It is the fourth consecutive church to be built on its location and its construction was ordered by Tsar Alexander I. Designed by the French-born architect, Auguste de Montferrand, the cathedral took 40 years to build, starting in 1818. Overall cost was a million gold rubles.

The building sits on 10,000 tree trunks that were sunk by countless workers into the marshy banks upon which the cathedral sits.

The dome, St Isaac's Cathedra, St Petersburg

The Dome

Ceiling, St Isaac's Cathedra, St Petersburg

Ceiling

The main dome, which we saw from above and from inside the church, rises 101.5 metres (333 feet) and is plated with pure gold. Outside it’s decorated with twelve statues of angels by Josef Hermann. During World War II, the dome was painted grey to shield it from attack by enemy aircraft.

I was intrigued to learn that the design of the cathedral in general and the dome in particular later influenced the designs of the United States Capitol dome, the State Capitol in Wisconsin, and the Lutheran Cathedral in Helsinki (which we saw last year).
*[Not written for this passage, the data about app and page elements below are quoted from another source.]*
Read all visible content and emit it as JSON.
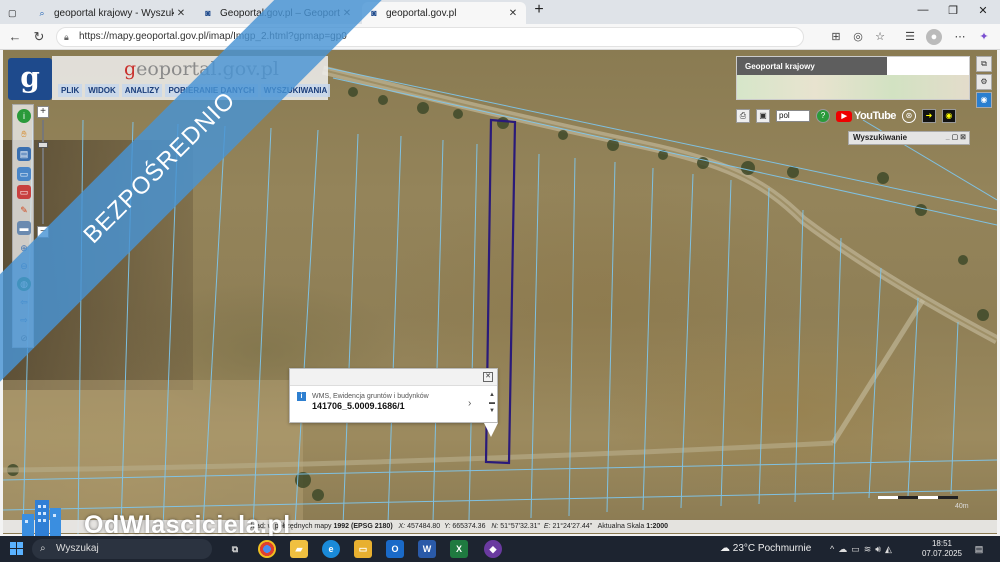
{
  "browser": {
    "tabs": [
      {
        "title": "geoportal krajowy - Wyszukaj",
        "active": false,
        "icon": "search-icon"
      },
      {
        "title": "Geoportal.gov.pl – Geoportal Inf",
        "active": false,
        "icon": "geoportal-icon"
      },
      {
        "title": "geoportal.gov.pl",
        "active": true,
        "icon": "geoportal-icon"
      }
    ],
    "url": "https://mapy.geoportal.gov.pl/imap/Imgp_2.html?gpmap=gp0"
  },
  "geoportal": {
    "logo_letter": "g",
    "title_g": "g",
    "title_rest": "eoportal.gov.pl",
    "menu": [
      "PLIK",
      "WIDOK",
      "ANALIZY",
      "POBIERANIE DANYCH",
      "WYSZUKIWANIA"
    ],
    "overview_title": "Geoportal krajowy",
    "language": "pol",
    "youtube_label": "YouTube",
    "search_title": "Wyszukiwanie",
    "search_ctrls": "_ ▢ ⊠"
  },
  "popup": {
    "layer": "WMS, Ewidencja gruntów i budynków",
    "parcel_id": "141706_5.0009.1686/1"
  },
  "status": {
    "prefix": "kład: w półrzędnych mapy",
    "crs": "1992 (EPSG 2180)",
    "x_label": "X:",
    "x_val": "457484.80",
    "y_label": "Y:",
    "y_val": "665374.36",
    "n_label": "N:",
    "n_val": "51°57'32.31\"",
    "e_label": "E:",
    "e_val": "21°24'27.44\"",
    "scale_label": "Aktualna Skala",
    "scale_val": "1:2000"
  },
  "scale_text": "40m",
  "watermark": {
    "ribbon": "BEZPOŚREDNIO",
    "brand": "OdWlasciciela.pl"
  },
  "taskbar": {
    "search_placeholder": "Wyszukaj",
    "weather_temp": "23°C",
    "weather_desc": "Pochmurnie",
    "time": "18:51",
    "date": "07.07.2025"
  },
  "colors": {
    "ribbon": "#4894d4",
    "parcel_outline": "#2a1a7a",
    "cadastral_lines": "#7ec8f0",
    "taskbar": "#1d2430"
  }
}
Under the Soviet government, the building was stripped of all religious furnishings. Then in 1931, it was turned into the Museum of the History of Religion and Atheism. Following the fall of communism, the museum was removed and regular worship resumed.

A bit more about the cathedral
The exterior is faced with grey and pink stone, and features a total of 112 red granite columns with Corinthian capitals. Some of the external doors are breathtaking.
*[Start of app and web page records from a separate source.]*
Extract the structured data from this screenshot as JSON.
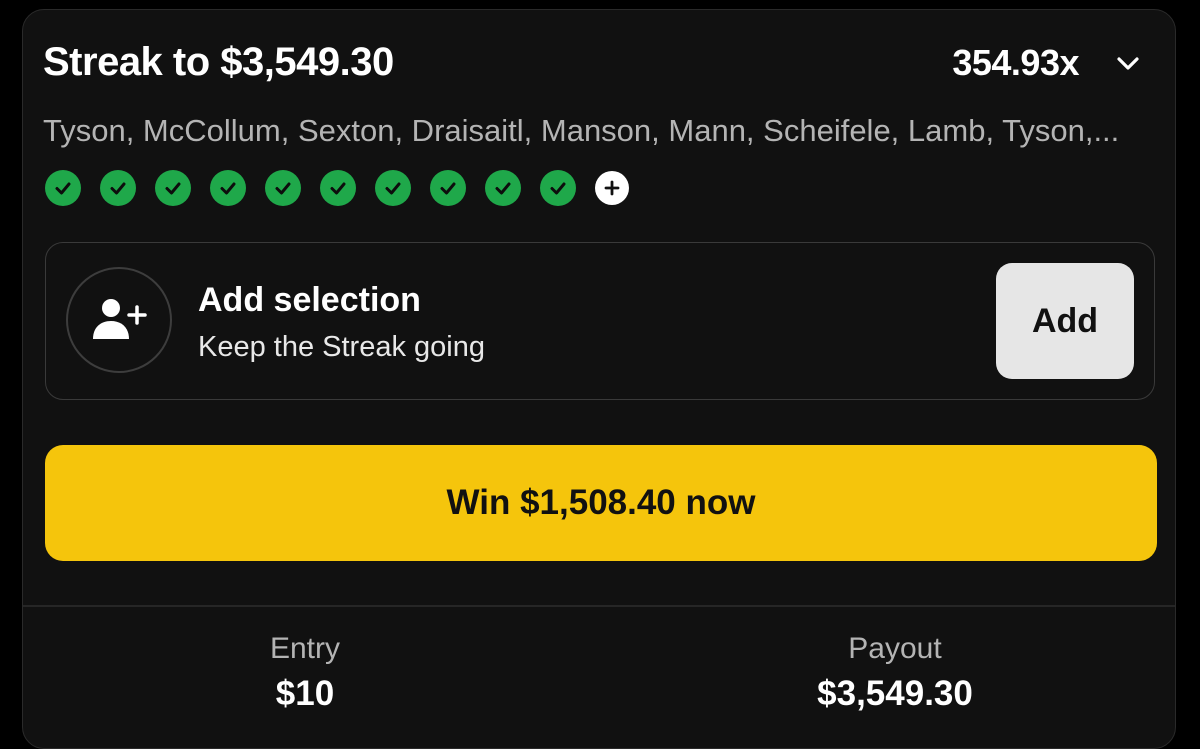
{
  "header": {
    "title": "Streak to $3,549.30",
    "multiplier": "354.93x",
    "chevron_icon": "chevron-down-icon"
  },
  "players_text": "Tyson, McCollum, Sexton, Draisaitl, Manson, Mann, Scheifele, Lamb, Tyson,...",
  "legs": {
    "completed_count": 10,
    "status": "won",
    "check_icon": "check-icon",
    "add_icon": "plus-icon"
  },
  "add_selection": {
    "title": "Add selection",
    "subtitle": "Keep the Streak going",
    "button_label": "Add",
    "icon": "add-user-icon"
  },
  "cashout_button_label": "Win $1,508.40 now",
  "footer": {
    "entry_label": "Entry",
    "entry_value": "$10",
    "payout_label": "Payout",
    "payout_value": "$3,549.30"
  },
  "colors": {
    "accent_yellow": "#f5c50c",
    "success_green": "#1fa84a",
    "card_background": "#111111"
  }
}
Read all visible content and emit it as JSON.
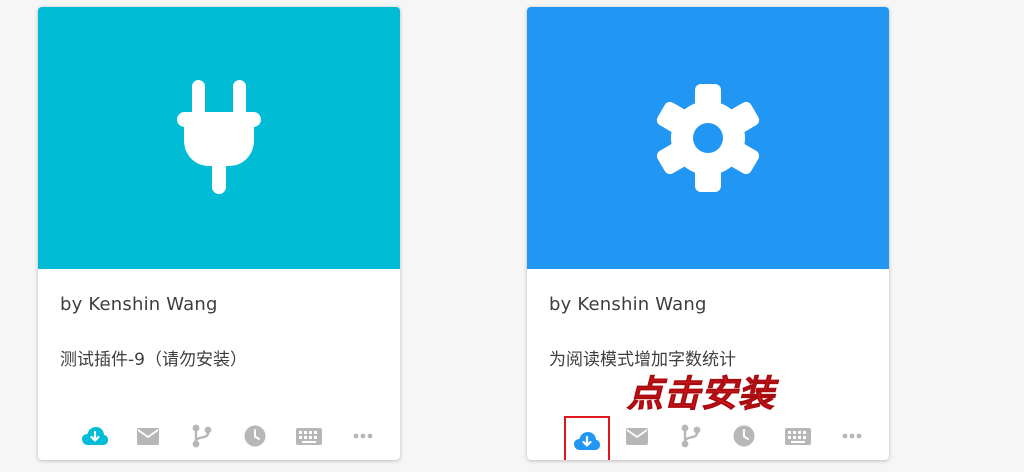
{
  "colors": {
    "banner_teal": "#00bcd4",
    "banner_blue": "#2196f3",
    "icon_grey": "#b7b7b7",
    "highlight_red": "#e0161c"
  },
  "cards": [
    {
      "banner_icon": "plug-icon",
      "author": "by Kenshin Wang",
      "description": "测试插件-9（请勿安装）"
    },
    {
      "banner_icon": "gear-icon",
      "author": "by Kenshin Wang",
      "description": "为阅读模式增加字数统计"
    }
  ],
  "actions": [
    "cloud-download-icon",
    "mail-icon",
    "git-branch-icon",
    "clock-icon",
    "keyboard-icon",
    "more-dots-icon"
  ],
  "overlay": {
    "label": "点击安装"
  }
}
These bronze doors (inside and out), covered in reliefs by Ivan Vitali, are patterned after the celebrated doors of the Battistero di San Giovanni in Florence, Italy, designed by Lorenzo Ghiberti. I saw a placard that said some of the doors weigh 20 tons.

Iconostatis, St Petersburg

The iconostasis (wall of icons and religious paintings) has eight columns—six of malachite and two of lazurite.

Upper view of iconostatis, St Petersburg

Looking up from the iconostatis

Centrepoint of the iconostatis, St Petersburg

Centrepoint of the iconostatis

The iconostasis (a wall of icons and religious paintings) is framed by eight columns of semi-precious stone—six are made of malachite and two smaller ones are of lazurite.

The interior was originally decorated with many paintings by Karl Bryullov and other Russian masters of the day. When these paintings began to deteriorate due to the cold, damp conditions inside the cathedral, Montferrand (the architect) ordered them to be painstakingly reproduced as mosaics, a technique introduced in Russia by Mikhail Lomonosov. This work was never completed.

Our visit
We spent ages in the cathedral. I was gobsmacked when we entered. The exterior, while stylish, and the climb up to the roof, plenty of steps, don’t prepare you for the sheer size and magnificence of the interior.

I consider this to be a don’t-miss destination in St Petersburg.

Bronze door, St Petersburg Cathedral

One of the bronze doors

Overhead mosaic, St Petersburg Cathedral

Overhead mosaic

St Isaac's Cathedral, St Petersburg

Inside the cathedral